## Required work
Below are records that should be duplicated exactly, with no image retained.

(Collected data)
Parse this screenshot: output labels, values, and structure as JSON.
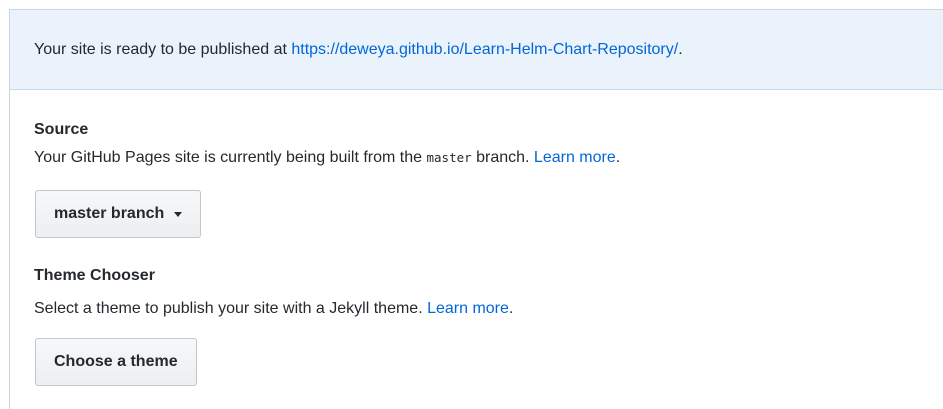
{
  "flash": {
    "prefix": "Your site is ready to be published at ",
    "url": "https://deweya.github.io/Learn-Helm-Chart-Repository/",
    "suffix": "."
  },
  "source": {
    "title": "Source",
    "desc_prefix": "Your GitHub Pages site is currently being built from the ",
    "branch_code": "master",
    "desc_middle": " branch. ",
    "learn_more": "Learn more",
    "desc_suffix": ".",
    "button_label": "master branch"
  },
  "theme": {
    "title": "Theme Chooser",
    "desc_prefix": "Select a theme to publish your site with a Jekyll theme. ",
    "learn_more": "Learn more",
    "desc_suffix": ".",
    "button_label": "Choose a theme"
  }
}
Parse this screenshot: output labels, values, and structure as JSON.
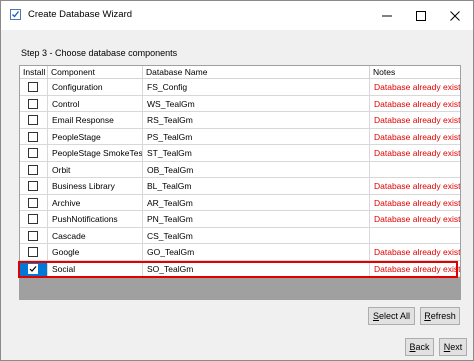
{
  "window": {
    "title": "Create Database Wizard",
    "icon": "checkbox-app-icon"
  },
  "step_label": "Step 3 - Choose database components",
  "grid": {
    "headers": {
      "install": "Install",
      "component": "Component",
      "database_name": "Database Name",
      "notes": "Notes"
    },
    "rows": [
      {
        "installed": false,
        "component": "Configuration",
        "database_name": "FS_Config",
        "notes": "Database already exists"
      },
      {
        "installed": false,
        "component": "Control",
        "database_name": "WS_TealGm",
        "notes": "Database already exists"
      },
      {
        "installed": false,
        "component": "Email Response",
        "database_name": "RS_TealGm",
        "notes": "Database already exists"
      },
      {
        "installed": false,
        "component": "PeopleStage",
        "database_name": "PS_TealGm",
        "notes": "Database already exists"
      },
      {
        "installed": false,
        "component": "PeopleStage SmokeTest",
        "database_name": "ST_TealGm",
        "notes": "Database already exists"
      },
      {
        "installed": false,
        "component": "Orbit",
        "database_name": "OB_TealGm",
        "notes": ""
      },
      {
        "installed": false,
        "component": "Business Library",
        "database_name": "BL_TealGm",
        "notes": "Database already exists"
      },
      {
        "installed": false,
        "component": "Archive",
        "database_name": "AR_TealGm",
        "notes": "Database already exists"
      },
      {
        "installed": false,
        "component": "PushNotifications",
        "database_name": "PN_TealGm",
        "notes": "Database already exists"
      },
      {
        "installed": false,
        "component": "Cascade",
        "database_name": "CS_TealGm",
        "notes": ""
      },
      {
        "installed": false,
        "component": "Google",
        "database_name": "GO_TealGm",
        "notes": "Database already exists"
      },
      {
        "installed": true,
        "component": "Social",
        "database_name": "SO_TealGm",
        "notes": "Database already exists",
        "selected": true
      }
    ]
  },
  "buttons": {
    "select_all": {
      "mnemonic": "S",
      "rest": "elect All"
    },
    "refresh": {
      "mnemonic": "R",
      "rest": "efresh"
    },
    "back": {
      "mnemonic": "B",
      "rest": "ack"
    },
    "next": {
      "mnemonic": "N",
      "rest": "ext"
    }
  },
  "colors": {
    "notes_text": "#e00000",
    "selection_outline": "#e00000",
    "selected_cell": "#0078d7"
  }
}
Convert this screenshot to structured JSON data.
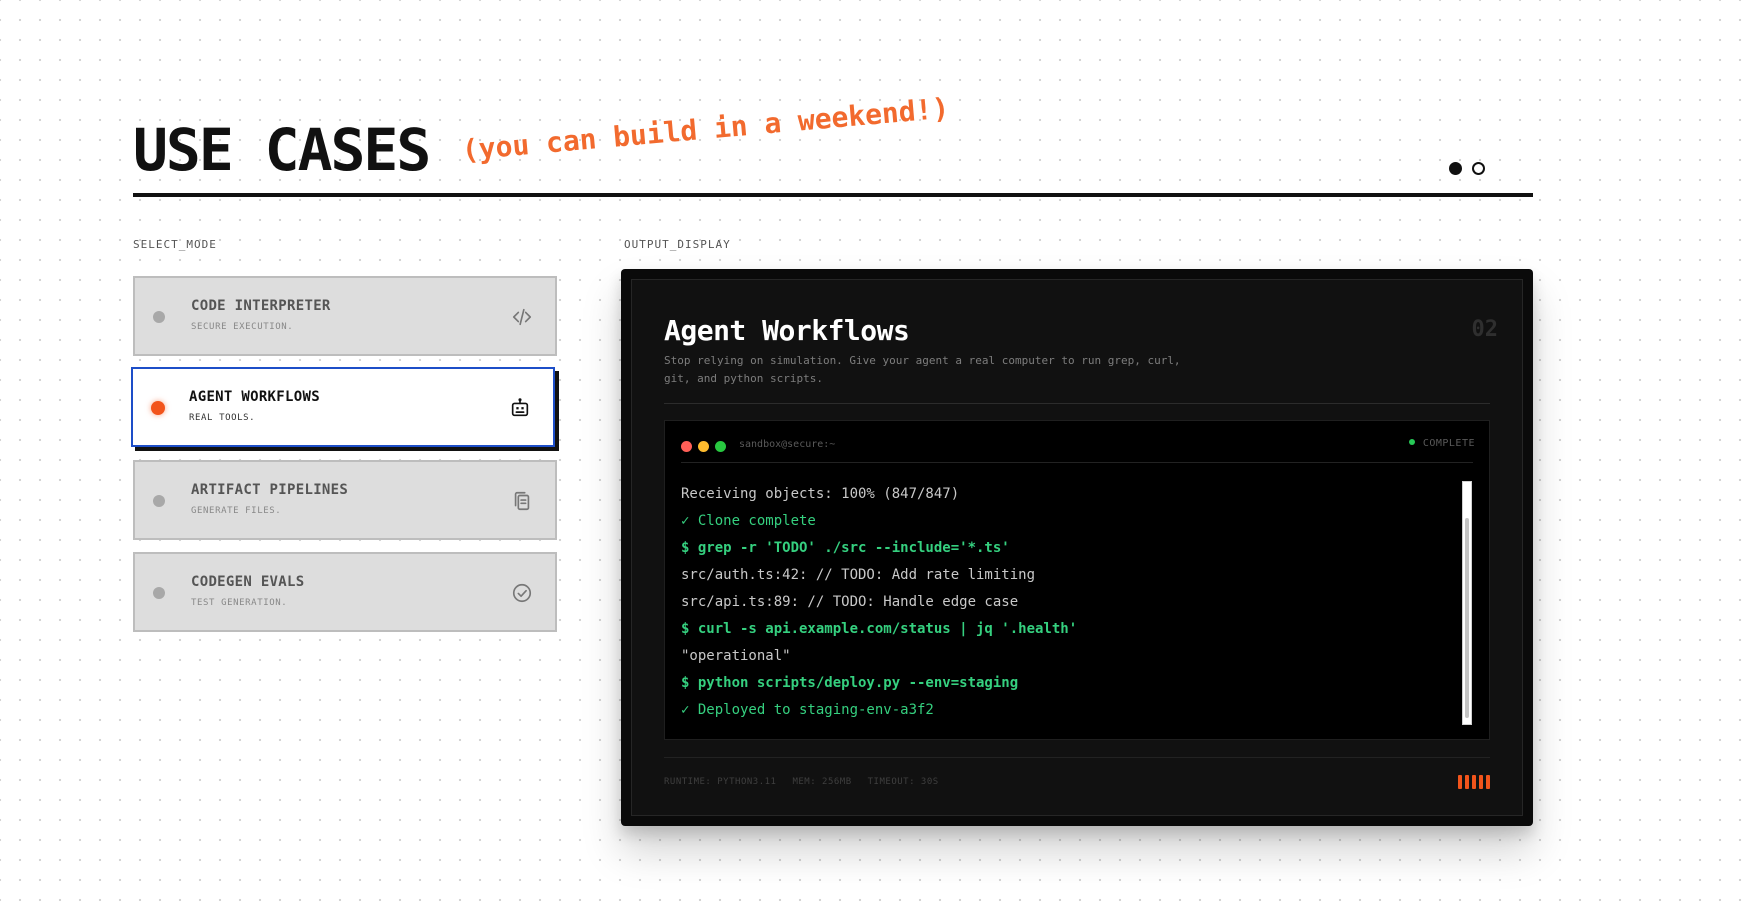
{
  "header": {
    "title": "USE CASES",
    "subtitle": "(you can build in a weekend!)",
    "pager": {
      "total": 2,
      "active": 1
    }
  },
  "select_mode": {
    "label": "SELECT_MODE",
    "modes": [
      {
        "title": "CODE INTERPRETER",
        "subtitle": "SECURE EXECUTION.",
        "icon": "code-icon",
        "active": false
      },
      {
        "title": "AGENT WORKFLOWS",
        "subtitle": "REAL TOOLS.",
        "icon": "robot-icon",
        "active": true
      },
      {
        "title": "ARTIFACT PIPELINES",
        "subtitle": "GENERATE FILES.",
        "icon": "files-icon",
        "active": false
      },
      {
        "title": "CODEGEN EVALS",
        "subtitle": "TEST GENERATION.",
        "icon": "check-circle-icon",
        "active": false
      }
    ]
  },
  "output_display": {
    "label": "OUTPUT_DISPLAY",
    "title": "Agent Workflows",
    "number": "02",
    "description": "Stop relying on simulation. Give your agent a real computer to run grep, curl, git, and python scripts.",
    "terminal": {
      "host": "sandbox@secure:~",
      "status": "COMPLETE",
      "lines": [
        {
          "text": "Receiving objects: 100% (847/847)",
          "kind": "output"
        },
        {
          "text": "✓ Clone complete",
          "kind": "ok"
        },
        {
          "text": "$ grep -r 'TODO' ./src --include='*.ts'",
          "kind": "cmd"
        },
        {
          "text": "src/auth.ts:42: // TODO: Add rate limiting",
          "kind": "output"
        },
        {
          "text": "src/api.ts:89: // TODO: Handle edge case",
          "kind": "output"
        },
        {
          "text": "$ curl -s api.example.com/status | jq '.health'",
          "kind": "cmd"
        },
        {
          "text": "\"operational\"",
          "kind": "output"
        },
        {
          "text": "$ python scripts/deploy.py --env=staging",
          "kind": "cmd"
        },
        {
          "text": "✓ Deployed to staging-env-a3f2",
          "kind": "ok"
        }
      ]
    },
    "footer": {
      "runtime": "RUNTIME: PYTHON3.11",
      "memory": "MEM: 256MB",
      "timeout": "TIMEOUT: 30S"
    }
  },
  "colors": {
    "accent": "#f26a2e",
    "active_border": "#1d4ec8",
    "terminal_green": "#35d07f",
    "traffic_red": "#ff5f57",
    "traffic_yellow": "#febc2e",
    "traffic_green": "#28c840"
  }
}
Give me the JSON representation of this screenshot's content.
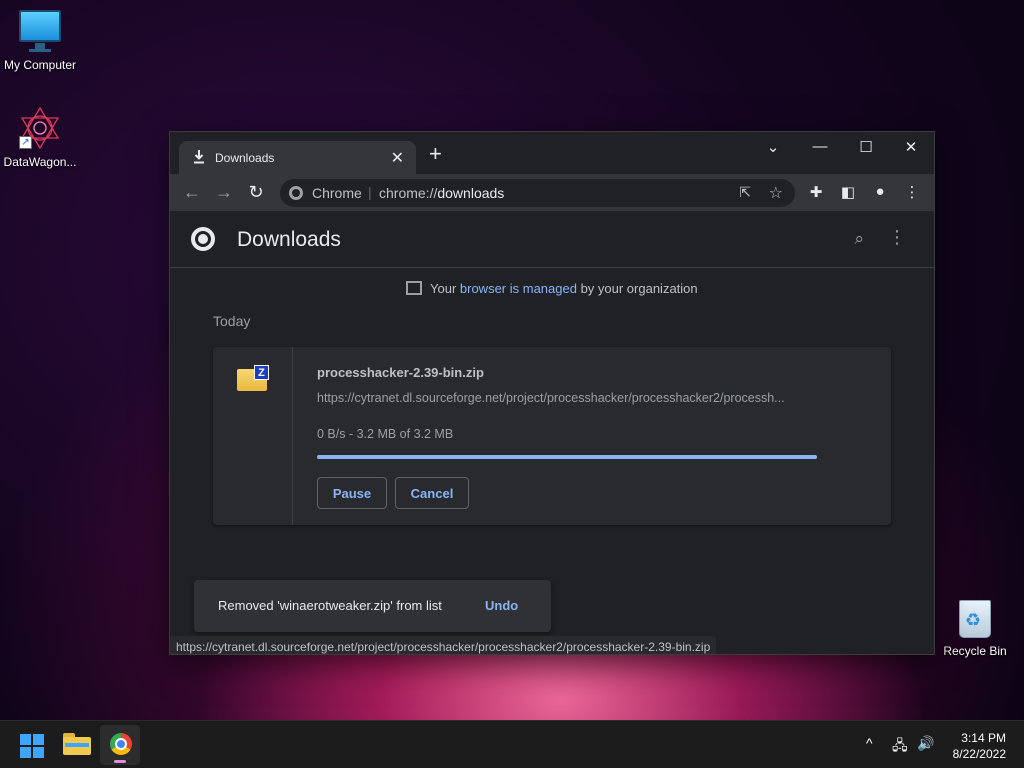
{
  "desktop": {
    "icons": [
      {
        "label": "My Computer"
      },
      {
        "label": "DataWagon..."
      },
      {
        "label": "Recycle Bin"
      }
    ]
  },
  "browser": {
    "tab": {
      "title": "Downloads",
      "close": "✕"
    },
    "new_tab": "+",
    "window_controls": {
      "dropdown": "⌄",
      "minimize": "—",
      "maximize": "☐",
      "close": "✕"
    },
    "omnibox": {
      "site_label": "Chrome",
      "separator": "|",
      "url_scheme": "chrome://",
      "url_host": "downloads"
    },
    "page": {
      "title": "Downloads",
      "managed_notice": {
        "prefix": "Your ",
        "link": "browser is managed",
        "suffix": " by your organization"
      },
      "section_label": "Today",
      "download": {
        "filename": "processhacker-2.39-bin.zip",
        "url": "https://cytranet.dl.sourceforge.net/project/processhacker/processhacker2/processh...",
        "status": "0 B/s - 3.2 MB of 3.2 MB",
        "progress": 1.0,
        "pause_label": "Pause",
        "cancel_label": "Cancel"
      },
      "toast": {
        "message": "Removed 'winaerotweaker.zip' from list",
        "undo_label": "Undo"
      },
      "status_url": "https://cytranet.dl.sourceforge.net/project/processhacker/processhacker2/processhacker-2.39-bin.zip"
    },
    "colors": {
      "accent": "#8ab4f8",
      "background": "#202124",
      "card": "#292a2d"
    }
  },
  "taskbar": {
    "clock": {
      "time": "3:14 PM",
      "date": "8/22/2022"
    },
    "tray": {
      "chevron": "^",
      "network": "🖧",
      "volume": "🔊"
    }
  }
}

## Task response
Parse this screenshot: output labels, values, and structure as JSON.
{
  "flash": {
    "prefix": "Your site is ready to be published at ",
    "url": "https://deweya.github.io/Learn-Helm-Chart-Repository/",
    "suffix": "."
  },
  "source": {
    "title": "Source",
    "desc_prefix": "Your GitHub Pages site is currently being built from the ",
    "branch_code": "master",
    "desc_middle": " branch. ",
    "learn_more": "Learn more",
    "desc_suffix": ".",
    "button_label": "master branch"
  },
  "theme": {
    "title": "Theme Chooser",
    "desc_prefix": "Select a theme to publish your site with a Jekyll theme. ",
    "learn_more": "Learn more",
    "desc_suffix": ".",
    "button_label": "Choose a theme"
  }
}
Parse this screenshot: output labels, values, and structure as JSON.
{
  "window": {
    "title": "Create Database Wizard",
    "icon": "checkbox-app-icon"
  },
  "step_label": "Step 3 - Choose database components",
  "grid": {
    "headers": {
      "install": "Install",
      "component": "Component",
      "database_name": "Database Name",
      "notes": "Notes"
    },
    "rows": [
      {
        "installed": false,
        "component": "Configuration",
        "database_name": "FS_Config",
        "notes": "Database already exists"
      },
      {
        "installed": false,
        "component": "Control",
        "database_name": "WS_TealGm",
        "notes": "Database already exists"
      },
      {
        "installed": false,
        "component": "Email Response",
        "database_name": "RS_TealGm",
        "notes": "Database already exists"
      },
      {
        "installed": false,
        "component": "PeopleStage",
        "database_name": "PS_TealGm",
        "notes": "Database already exists"
      },
      {
        "installed": false,
        "component": "PeopleStage SmokeTest",
        "database_name": "ST_TealGm",
        "notes": "Database already exists"
      },
      {
        "installed": false,
        "component": "Orbit",
        "database_name": "OB_TealGm",
        "notes": ""
      },
      {
        "installed": false,
        "component": "Business Library",
        "database_name": "BL_TealGm",
        "notes": "Database already exists"
      },
      {
        "installed": false,
        "component": "Archive",
        "database_name": "AR_TealGm",
        "notes": "Database already exists"
      },
      {
        "installed": false,
        "component": "PushNotifications",
        "database_name": "PN_TealGm",
        "notes": "Database already exists"
      },
      {
        "installed": false,
        "component": "Cascade",
        "database_name": "CS_TealGm",
        "notes": ""
      },
      {
        "installed": false,
        "component": "Google",
        "database_name": "GO_TealGm",
        "notes": "Database already exists"
      },
      {
        "installed": true,
        "component": "Social",
        "database_name": "SO_TealGm",
        "notes": "Database already exists",
        "selected": true
      }
    ]
  },
  "buttons": {
    "select_all": {
      "mnemonic": "S",
      "rest": "elect All"
    },
    "refresh": {
      "mnemonic": "R",
      "rest": "efresh"
    },
    "back": {
      "mnemonic": "B",
      "rest": "ack"
    },
    "next": {
      "mnemonic": "N",
      "rest": "ext"
    }
  },
  "colors": {
    "notes_text": "#e00000",
    "selection_outline": "#e00000",
    "selected_cell": "#0078d7"
  }
}
Convert this screenshot to structured JSON data.
{
  "header": {
    "title": "USE CASES",
    "subtitle": "(you can build in a weekend!)",
    "pager": {
      "total": 2,
      "active": 1
    }
  },
  "select_mode": {
    "label": "SELECT_MODE",
    "modes": [
      {
        "title": "CODE INTERPRETER",
        "subtitle": "SECURE EXECUTION.",
        "icon": "code-icon",
        "active": false
      },
      {
        "title": "AGENT WORKFLOWS",
        "subtitle": "REAL TOOLS.",
        "icon": "robot-icon",
        "active": true
      },
      {
        "title": "ARTIFACT PIPELINES",
        "subtitle": "GENERATE FILES.",
        "icon": "files-icon",
        "active": false
      },
      {
        "title": "CODEGEN EVALS",
        "subtitle": "TEST GENERATION.",
        "icon": "check-circle-icon",
        "active": false
      }
    ]
  },
  "output_display": {
    "label": "OUTPUT_DISPLAY",
    "title": "Agent Workflows",
    "number": "02",
    "description": "Stop relying on simulation. Give your agent a real computer to run grep, curl, git, and python scripts.",
    "terminal": {
      "host": "sandbox@secure:~",
      "status": "COMPLETE",
      "lines": [
        {
          "text": "Receiving objects: 100% (847/847)",
          "kind": "output"
        },
        {
          "text": "✓ Clone complete",
          "kind": "ok"
        },
        {
          "text": "$ grep -r 'TODO' ./src --include='*.ts'",
          "kind": "cmd"
        },
        {
          "text": "src/auth.ts:42: // TODO: Add rate limiting",
          "kind": "output"
        },
        {
          "text": "src/api.ts:89: // TODO: Handle edge case",
          "kind": "output"
        },
        {
          "text": "$ curl -s api.example.com/status | jq '.health'",
          "kind": "cmd"
        },
        {
          "text": "\"operational\"",
          "kind": "output"
        },
        {
          "text": "$ python scripts/deploy.py --env=staging",
          "kind": "cmd"
        },
        {
          "text": "✓ Deployed to staging-env-a3f2",
          "kind": "ok"
        }
      ]
    },
    "footer": {
      "runtime": "RUNTIME: PYTHON3.11",
      "memory": "MEM: 256MB",
      "timeout": "TIMEOUT: 30S"
    }
  },
  "colors": {
    "accent": "#f26a2e",
    "active_border": "#1d4ec8",
    "terminal_green": "#35d07f",
    "traffic_red": "#ff5f57",
    "traffic_yellow": "#febc2e",
    "traffic_green": "#28c840"
  }
}
Give me the JSON representation of this screenshot's content.
{
  "desktop": {
    "icons": [
      {
        "label": "My Computer"
      },
      {
        "label": "DataWagon..."
      },
      {
        "label": "Recycle Bin"
      }
    ]
  },
  "browser": {
    "tab": {
      "title": "Downloads",
      "close": "✕"
    },
    "new_tab": "+",
    "window_controls": {
      "dropdown": "⌄",
      "minimize": "—",
      "maximize": "☐",
      "close": "✕"
    },
    "omnibox": {
      "site_label": "Chrome",
      "separator": "|",
      "url_scheme": "chrome://",
      "url_host": "downloads"
    },
    "page": {
      "title": "Downloads",
      "managed_notice": {
        "prefix": "Your ",
        "link": "browser is managed",
        "suffix": " by your organization"
      },
      "section_label": "Today",
      "download": {
        "filename": "processhacker-2.39-bin.zip",
        "url": "https://cytranet.dl.sourceforge.net/project/processhacker/processhacker2/processh...",
        "status": "0 B/s - 3.2 MB of 3.2 MB",
        "progress": 1.0,
        "pause_label": "Pause",
        "cancel_label": "Cancel"
      },
      "toast": {
        "message": "Removed 'winaerotweaker.zip' from list",
        "undo_label": "Undo"
      },
      "status_url": "https://cytranet.dl.sourceforge.net/project/processhacker/processhacker2/processhacker-2.39-bin.zip"
    },
    "colors": {
      "accent": "#8ab4f8",
      "background": "#202124",
      "card": "#292a2d"
    }
  },
  "taskbar": {
    "clock": {
      "time": "3:14 PM",
      "date": "8/22/2022"
    },
    "tray": {
      "chevron": "^",
      "network": "🖧",
      "volume": "🔊"
    }
  }
}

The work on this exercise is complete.